ERBIL (Kurdistan 24) – Police in the United Kingdom on Friday evicted and arrested 21 hunger strike activists from the Amnesty International office in London.
Hundreds of Kurdish political prisoners led by the formerly jailed Peoples’ Democratic Party (HDP) lawmaker Leyla Guven began a hunger strike in November 2018 to pressure Turkey’s President Recep Tayyip Erdogan to lift what they call a policy of isolation on imprisoned Kurdistan Workers’ Party (PKK) founder Abdullah Ocalan.
Since April 24, Kurdish activists in the UK have protested Ocalan’s isolation at the Amnesty office in London. The activists accuse Amnesty of ignoring Kurdish concerns over Turkey’s human rights violations in the country’s southeastern Kurdish provinces as well as in the former Kurdish enclave of Afrin in northwestern Syria.
Gik-Der (Cultural Association of Immigrant Workers), a Kurdish solidarity group, said in a statement that the whereabouts of the detained is unknown, describing the policing as “unnecessarily heavy-handed and chaotic.”
“This was a peaceful protest with reasonable aims which ended in state violence against refugees fighting for their struggle for freedom and justice to be acknowledged,” it added.
On Thursday, Amnesty released a statement where it mentioned that the protest was “legitimate, and so far peaceful.”
“We have received some specific information from the protesters about potential rights violations, and Amnesty International is working to verify this information,” the statement continued.
However, on Saturday, Amnesty accused the protestors of forcibly entering its offices leading to police being called to the scene as “the safety of staff in the office could no longer be assured.”
However, the pro-Kurdish Gik-Der organization and the Socialist Women’s Union that organized the protest strongly condemned the arrests and the “response to our peaceful protest.”
The two groups said in a joint statement that the demonstrations were a “simple demand” that Amnesty “lives up to its role, and speak out about the deepening human rights crisis in Turkish prisons.”

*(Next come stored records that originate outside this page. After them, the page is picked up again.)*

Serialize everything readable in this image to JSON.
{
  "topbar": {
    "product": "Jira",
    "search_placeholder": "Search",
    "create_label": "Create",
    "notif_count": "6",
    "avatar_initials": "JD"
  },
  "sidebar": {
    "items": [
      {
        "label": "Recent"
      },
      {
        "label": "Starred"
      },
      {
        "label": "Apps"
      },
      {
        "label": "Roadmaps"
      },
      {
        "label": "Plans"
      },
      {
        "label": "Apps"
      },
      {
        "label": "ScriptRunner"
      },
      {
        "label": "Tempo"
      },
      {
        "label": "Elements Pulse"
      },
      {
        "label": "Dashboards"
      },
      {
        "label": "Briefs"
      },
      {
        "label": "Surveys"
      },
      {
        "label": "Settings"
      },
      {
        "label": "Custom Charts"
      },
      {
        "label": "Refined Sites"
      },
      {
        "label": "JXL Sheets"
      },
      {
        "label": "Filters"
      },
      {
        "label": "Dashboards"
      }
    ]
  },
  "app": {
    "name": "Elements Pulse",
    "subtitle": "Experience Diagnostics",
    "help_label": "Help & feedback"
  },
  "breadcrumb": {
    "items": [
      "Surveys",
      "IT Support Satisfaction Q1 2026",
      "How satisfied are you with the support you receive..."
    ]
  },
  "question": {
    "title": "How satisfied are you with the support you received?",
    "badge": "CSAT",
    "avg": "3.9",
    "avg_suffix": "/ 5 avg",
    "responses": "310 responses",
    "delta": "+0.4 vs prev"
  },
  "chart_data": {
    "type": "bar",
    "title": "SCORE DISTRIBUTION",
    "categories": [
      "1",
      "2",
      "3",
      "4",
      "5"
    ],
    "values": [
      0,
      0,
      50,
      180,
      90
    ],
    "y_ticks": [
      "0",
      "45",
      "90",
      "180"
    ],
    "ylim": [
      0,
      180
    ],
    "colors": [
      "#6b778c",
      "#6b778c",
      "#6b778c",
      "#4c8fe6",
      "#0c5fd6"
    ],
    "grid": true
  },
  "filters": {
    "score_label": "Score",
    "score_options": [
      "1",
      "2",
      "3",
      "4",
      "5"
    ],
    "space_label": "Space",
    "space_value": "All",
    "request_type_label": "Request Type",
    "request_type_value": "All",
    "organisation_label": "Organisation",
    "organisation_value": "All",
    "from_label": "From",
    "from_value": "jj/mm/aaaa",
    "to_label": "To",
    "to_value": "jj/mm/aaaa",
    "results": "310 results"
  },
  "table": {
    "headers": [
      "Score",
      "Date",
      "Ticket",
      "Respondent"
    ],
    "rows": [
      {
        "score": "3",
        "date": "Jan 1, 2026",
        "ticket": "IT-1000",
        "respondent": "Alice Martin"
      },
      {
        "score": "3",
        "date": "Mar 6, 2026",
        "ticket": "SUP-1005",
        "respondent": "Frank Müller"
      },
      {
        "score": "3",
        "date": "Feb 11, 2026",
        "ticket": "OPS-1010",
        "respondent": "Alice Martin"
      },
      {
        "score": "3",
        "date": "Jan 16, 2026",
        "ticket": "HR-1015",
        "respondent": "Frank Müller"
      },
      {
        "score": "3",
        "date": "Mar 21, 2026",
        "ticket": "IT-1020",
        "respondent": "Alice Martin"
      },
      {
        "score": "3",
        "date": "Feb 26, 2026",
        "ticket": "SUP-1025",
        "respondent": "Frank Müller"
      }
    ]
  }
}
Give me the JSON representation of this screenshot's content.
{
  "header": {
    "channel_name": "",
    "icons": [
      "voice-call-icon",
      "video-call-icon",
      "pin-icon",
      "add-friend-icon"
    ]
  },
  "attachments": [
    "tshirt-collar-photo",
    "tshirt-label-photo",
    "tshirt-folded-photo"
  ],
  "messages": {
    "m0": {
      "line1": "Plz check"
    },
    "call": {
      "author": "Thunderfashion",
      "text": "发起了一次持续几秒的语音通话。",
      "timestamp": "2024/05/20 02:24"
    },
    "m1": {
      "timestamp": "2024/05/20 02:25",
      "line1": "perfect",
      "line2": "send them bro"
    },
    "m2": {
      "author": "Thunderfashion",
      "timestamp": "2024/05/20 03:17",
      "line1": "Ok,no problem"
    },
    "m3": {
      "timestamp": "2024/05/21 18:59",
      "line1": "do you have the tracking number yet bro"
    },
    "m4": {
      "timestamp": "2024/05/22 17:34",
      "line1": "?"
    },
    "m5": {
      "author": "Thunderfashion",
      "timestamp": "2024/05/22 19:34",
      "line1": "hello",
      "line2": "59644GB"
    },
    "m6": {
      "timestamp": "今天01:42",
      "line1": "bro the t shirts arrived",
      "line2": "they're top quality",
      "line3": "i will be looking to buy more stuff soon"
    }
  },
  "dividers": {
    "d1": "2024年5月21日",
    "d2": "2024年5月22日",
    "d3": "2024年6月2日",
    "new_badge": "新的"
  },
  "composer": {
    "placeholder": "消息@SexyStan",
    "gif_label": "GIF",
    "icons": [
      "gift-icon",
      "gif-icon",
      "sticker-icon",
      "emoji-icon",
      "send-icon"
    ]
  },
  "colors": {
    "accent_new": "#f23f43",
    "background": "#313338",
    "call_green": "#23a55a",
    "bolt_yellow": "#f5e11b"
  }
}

“Our protest within Amnesty had the reasonable demand that this organization founded to speak out on behalf of political [HDP] prisoners, whose very logo is the barbed wire fences of the prison walls, speaks out over these prisoners.”
As of last year, there are over 50,000 political prisoners in Turkish jails, according to HDP figures.
The protest organizers have demanded an apology for the police actions and asked for the release of all the activists.
Editing by Karzan Sulaivany